• _Problem_
From the entries below, please gather each line containing the string "header".

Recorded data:
--- START ---

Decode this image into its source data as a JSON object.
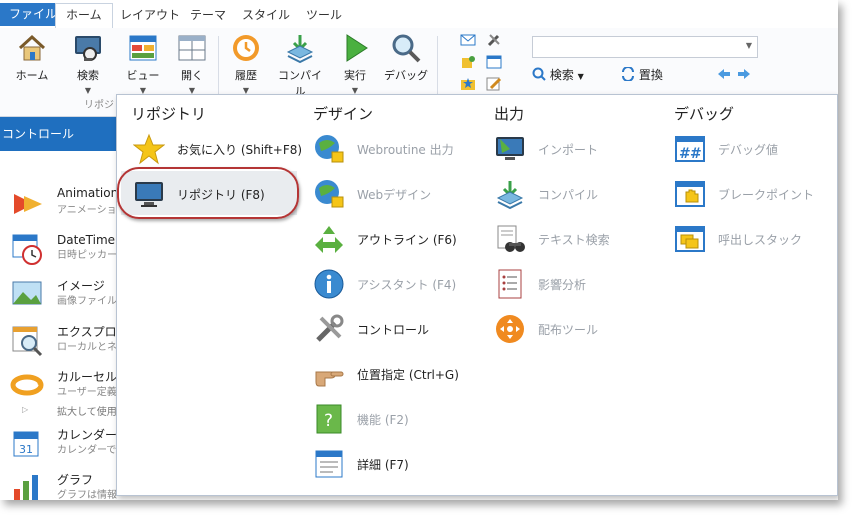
{
  "tabs": {
    "file": "ファイル",
    "home": "ホーム",
    "layout": "レイアウト",
    "theme": "テーマ",
    "style": "スタイル",
    "tool": "ツール"
  },
  "ribbon": {
    "home": "ホーム",
    "search": "検索",
    "view": "ビュー",
    "open": "開く",
    "history": "履歴",
    "compile": "コンパイル",
    "run": "実行",
    "debug": "デバッグ",
    "find": "検索",
    "replace": "置換",
    "group_repo": "リポジト"
  },
  "left_panel": {
    "header": "コントロール",
    "items": [
      {
        "title": "Animation",
        "sub": "アニメーション"
      },
      {
        "title": "DateTimeピ",
        "sub": "日時ピッカーで"
      },
      {
        "title": "イメージ",
        "sub": "画像ファイルを"
      },
      {
        "title": "エクスプローラ",
        "sub": "ローカルとネッ"
      },
      {
        "title": "カルーセル",
        "sub": "ユーザー定義の"
      },
      {
        "title": "カレンダー",
        "sub": "カレンダーでユ"
      },
      {
        "title": "グラフ",
        "sub": "グラフは情報"
      }
    ],
    "expand": "拡大して使用"
  },
  "dropdown": {
    "columns": [
      {
        "header": "リポジトリ",
        "items": [
          {
            "label": "お気に入り (Shift+F8)",
            "icon": "star-icon",
            "dim": false
          },
          {
            "label": "リポジトリ (F8)",
            "icon": "monitor-icon",
            "dim": false
          }
        ]
      },
      {
        "header": "デザイン",
        "items": [
          {
            "label": "Webroutine 出力",
            "icon": "globe-lock-icon",
            "dim": true
          },
          {
            "label": "Webデザイン",
            "icon": "globe-lock-icon",
            "dim": true
          },
          {
            "label": "アウトライン (F6)",
            "icon": "outline-arrows-icon",
            "dim": false
          },
          {
            "label": "アシスタント (F4)",
            "icon": "info-icon",
            "dim": true
          },
          {
            "label": "コントロール",
            "icon": "tools-icon",
            "dim": false
          },
          {
            "label": "位置指定 (Ctrl+G)",
            "icon": "pointing-hand-icon",
            "dim": false
          },
          {
            "label": "機能 (F2)",
            "icon": "help-book-icon",
            "dim": true
          },
          {
            "label": "詳細 (F7)",
            "icon": "details-icon",
            "dim": false
          }
        ]
      },
      {
        "header": "出力",
        "items": [
          {
            "label": "インポート",
            "icon": "import-icon",
            "dim": true
          },
          {
            "label": "コンパイル",
            "icon": "compile-icon",
            "dim": true
          },
          {
            "label": "テキスト検索",
            "icon": "binoculars-icon",
            "dim": true
          },
          {
            "label": "影響分析",
            "icon": "list-icon",
            "dim": true
          },
          {
            "label": "配布ツール",
            "icon": "deploy-icon",
            "dim": true
          }
        ]
      },
      {
        "header": "デバッグ",
        "items": [
          {
            "label": "デバッグ値",
            "icon": "hash-icon",
            "dim": true
          },
          {
            "label": "ブレークポイント",
            "icon": "breakpoint-hand-icon",
            "dim": true
          },
          {
            "label": "呼出しスタック",
            "icon": "stack-icon",
            "dim": true
          }
        ]
      }
    ]
  },
  "colors": {
    "accent": "#2b78c8",
    "header": "#1f6fbf",
    "highlight": "#b43535"
  }
}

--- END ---

• _Expected answer_
    "header": "コントロール",
        "header": "リポジトリ",
        "header": "デザイン",
        "header": "出力",
        "header": "デバッグ",
    "header": "#1f6fbf",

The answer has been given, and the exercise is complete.